Using an unprecedentedly small sample, scientists have taken the first fundamental measurements of the highly radioactive element einsteinium. The results were published on February 3 in the journal Nature.
Einsteinium was first created in 1952 in the aftermath of the first hydrogen bomb test on the island of Elugelab, which is now a part of the Marshall Islands in the Pacific Ocean. But the element’s most common form, on the rare occasions that it is produced, degrades by half every 20 days. Because of the element’s instability and the inherent dangers of studying a super radioactive element, the last attempts to measure einsteinium were in the 1970s, Harry Baker reports for Live Science. The new research not only sheds light on einsteinium and other very heavy elements, but also gives future chemists a model for conducting research on vanishingly small samples.
"It is a very small amount of material. You can't see it, and the only way you can tell it is there is from its radioactive signal,” says University of Iowa chemist Korey Carter, a co-author on the research, to Live Science.
The researchers worked with a slightly more stable version of einsteinium that takes 276 days to lose half its material. Every month, the sample lost about seven percent of its mass. To protect the sample—and the researchers—from its radioactive decay, the team created a 3-D-printed sample holder for the task.
“There were questions of, ‘Is the sample going to survive?’ that we could prepare for as best as we possibly could,” says Carter to Gizmodo’s Isaac Schultz. “Amazingly, amazingly, it worked.”
Einsteinium sits at the very bottom of the periodic table, in a row of heavy elements called called the actinides among neighbors like uranium and plutonium. All actinides are highly radioactive and most aren’t found in nature. When atoms get very big, like actinides are, it becomes difficult for chemists to predict how they’ll behave because they have so many sub-atomic particles with opposing charges that are barely held together.

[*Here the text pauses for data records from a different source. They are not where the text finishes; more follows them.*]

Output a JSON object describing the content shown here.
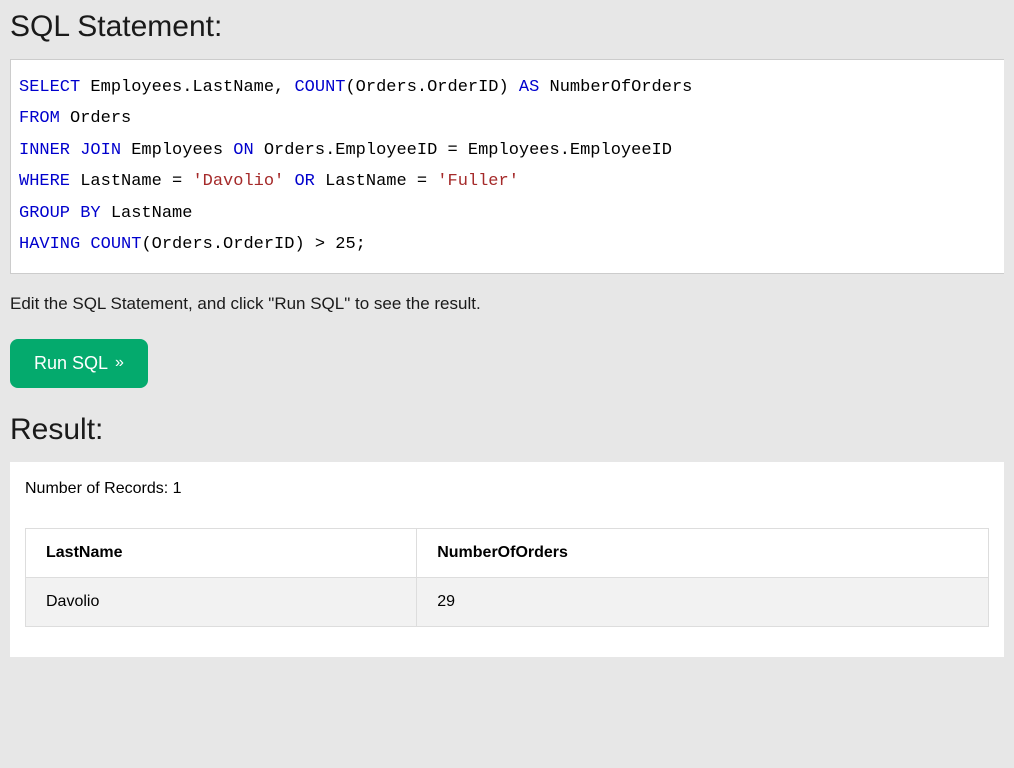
{
  "heading_statement": "SQL Statement:",
  "sql": {
    "t1": "SELECT",
    "t2": " Employees.LastName, ",
    "t3": "COUNT",
    "t4": "(Orders.OrderID) ",
    "t5": "AS",
    "t6": " NumberOfOrders",
    "t7": "FROM",
    "t8": " Orders",
    "t9": "INNER",
    "t10": " ",
    "t11": "JOIN",
    "t12": " Employees ",
    "t13": "ON",
    "t14": " Orders.EmployeeID = Employees.EmployeeID",
    "t15": "WHERE",
    "t16": " LastName = ",
    "t17": "'Davolio'",
    "t18": " ",
    "t19": "OR",
    "t20": " LastName = ",
    "t21": "'Fuller'",
    "t22": "GROUP",
    "t23": " ",
    "t24": "BY",
    "t25": " LastName",
    "t26": "HAVING",
    "t27": " ",
    "t28": "COUNT",
    "t29": "(Orders.OrderID) > 25;"
  },
  "instruction": "Edit the SQL Statement, and click \"Run SQL\" to see the result.",
  "run_button": "Run SQL",
  "heading_result": "Result:",
  "records_label": "Number of Records: ",
  "records_count": "1",
  "columns": {
    "c0": "LastName",
    "c1": "NumberOfOrders"
  },
  "row0": {
    "c0": "Davolio",
    "c1": "29"
  }
}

For example, the particles around the outside of an atom are the negatively charged electrons, and the outermost electrons are called valence electrons. The number of valence electrons that an atom has determines how many other atoms it can form bonds with. Because einsteinium is so big, it’s hard to predict its valence value, but in the new paper, the researchers were able to measure it.

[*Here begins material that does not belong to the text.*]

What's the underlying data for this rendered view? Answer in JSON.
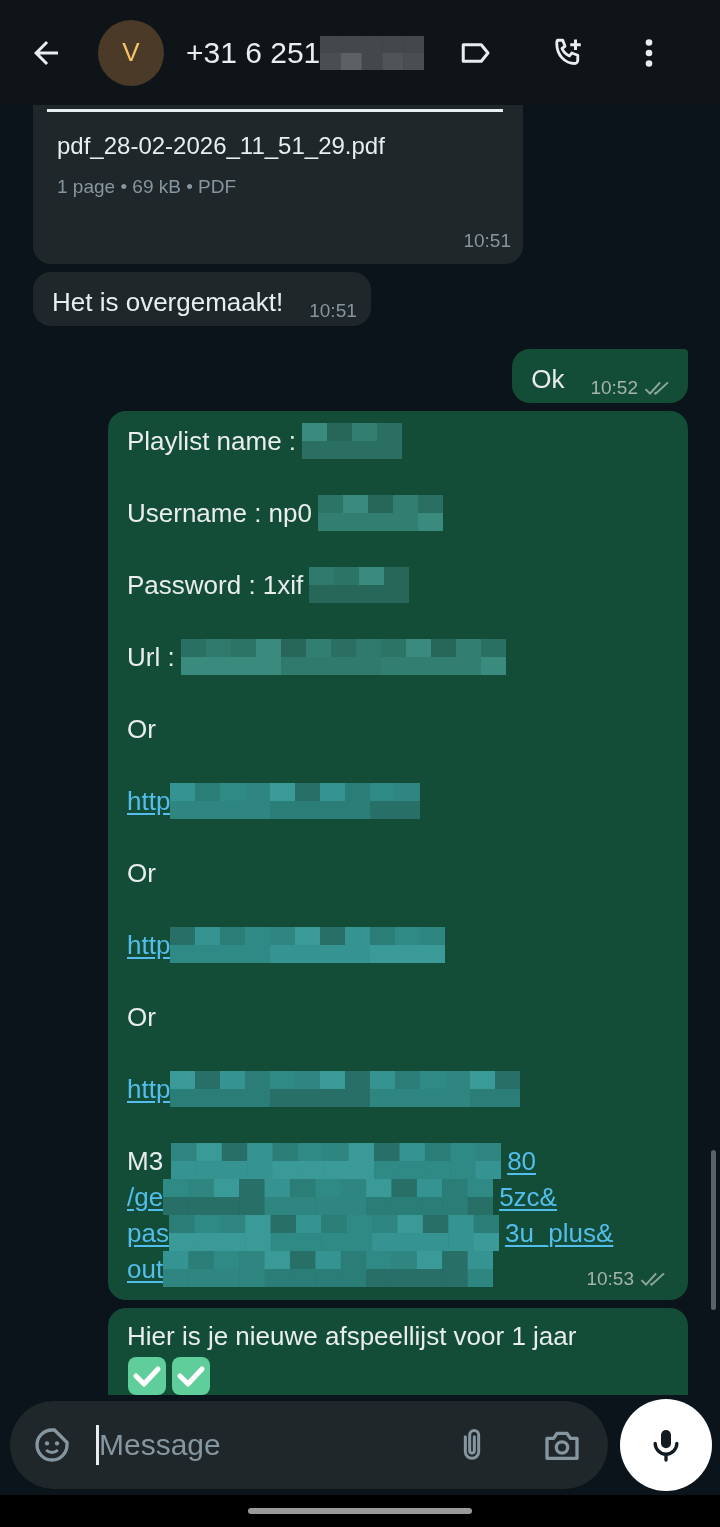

“This quantity is of fundamental importance in chemistry, determining the shape and size of the building blocks from which the universe is made,” writes Keele University chemist Robert Jackson in the Conversation. “Einsteinium happens to lie at an ambiguous position on the periodic table, between valence numbers, so establishing its valence helps us understand more about how the periodic table should be organized.”

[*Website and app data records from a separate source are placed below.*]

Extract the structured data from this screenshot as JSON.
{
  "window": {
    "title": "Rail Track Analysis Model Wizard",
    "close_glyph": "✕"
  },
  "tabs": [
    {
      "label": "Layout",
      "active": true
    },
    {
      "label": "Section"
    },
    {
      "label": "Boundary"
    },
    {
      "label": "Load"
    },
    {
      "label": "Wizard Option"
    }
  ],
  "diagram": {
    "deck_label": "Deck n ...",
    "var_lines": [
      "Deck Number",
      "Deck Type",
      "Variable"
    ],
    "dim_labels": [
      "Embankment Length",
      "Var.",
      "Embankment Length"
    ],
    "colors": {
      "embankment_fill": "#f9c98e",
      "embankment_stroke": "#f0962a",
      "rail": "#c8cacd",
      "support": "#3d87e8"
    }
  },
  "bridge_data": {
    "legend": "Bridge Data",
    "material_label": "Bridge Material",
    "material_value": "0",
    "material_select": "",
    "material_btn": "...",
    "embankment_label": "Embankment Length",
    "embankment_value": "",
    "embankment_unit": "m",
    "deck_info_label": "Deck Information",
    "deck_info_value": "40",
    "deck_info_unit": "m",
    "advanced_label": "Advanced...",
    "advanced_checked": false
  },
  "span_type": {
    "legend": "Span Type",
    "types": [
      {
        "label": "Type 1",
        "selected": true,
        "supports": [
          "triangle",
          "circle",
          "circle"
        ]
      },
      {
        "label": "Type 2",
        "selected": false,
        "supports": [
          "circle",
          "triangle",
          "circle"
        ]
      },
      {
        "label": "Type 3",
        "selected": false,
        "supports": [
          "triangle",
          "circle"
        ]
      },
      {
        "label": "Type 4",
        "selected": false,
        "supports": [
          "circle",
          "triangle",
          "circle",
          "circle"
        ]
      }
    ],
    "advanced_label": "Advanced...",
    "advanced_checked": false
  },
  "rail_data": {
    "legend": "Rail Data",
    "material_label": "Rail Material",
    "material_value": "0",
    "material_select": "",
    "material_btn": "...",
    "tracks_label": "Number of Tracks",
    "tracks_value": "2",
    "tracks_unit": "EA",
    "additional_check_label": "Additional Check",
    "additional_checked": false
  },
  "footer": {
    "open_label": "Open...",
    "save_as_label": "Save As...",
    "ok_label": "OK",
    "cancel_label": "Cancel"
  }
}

The team got their einsteinium from the Oak Ridge National Laboratory’s High Flux Isotope Reactor. Normally, the Oak Ridge reactor makes californium, which is useful for things like detecting gold and silver ore. Californium and einsteinium have a lot in common, so the latter is often a byproduct of californium production. It’s tough to separate them, which is why the lab only got a very small sample of einsteinium—about 200 billionths of a gram—and even then, it was too contaminated with californium to conduct some of their tests.
The team bombarded a some of their einsteinium with high-energy light using the Stanford Synchrotron Radiation Lightsource in order to take measurements. In one result, the team found that while most actinides reflect a longer wavelength than the light shot at them, einsteinium does the opposite, and reflects shorter wavelengths. The team also found that when other elements bonded to einsteinium, the bonds were slightly shorter than they’d predicted.
“That tells us that there is something special about einsteinium, in that it doesn’t behave as we expected,” says lead author Rebecca Abergel, a chemist at the University of California, Berkeley’s, to Shamini Bundell and Nick Howe at Nature News.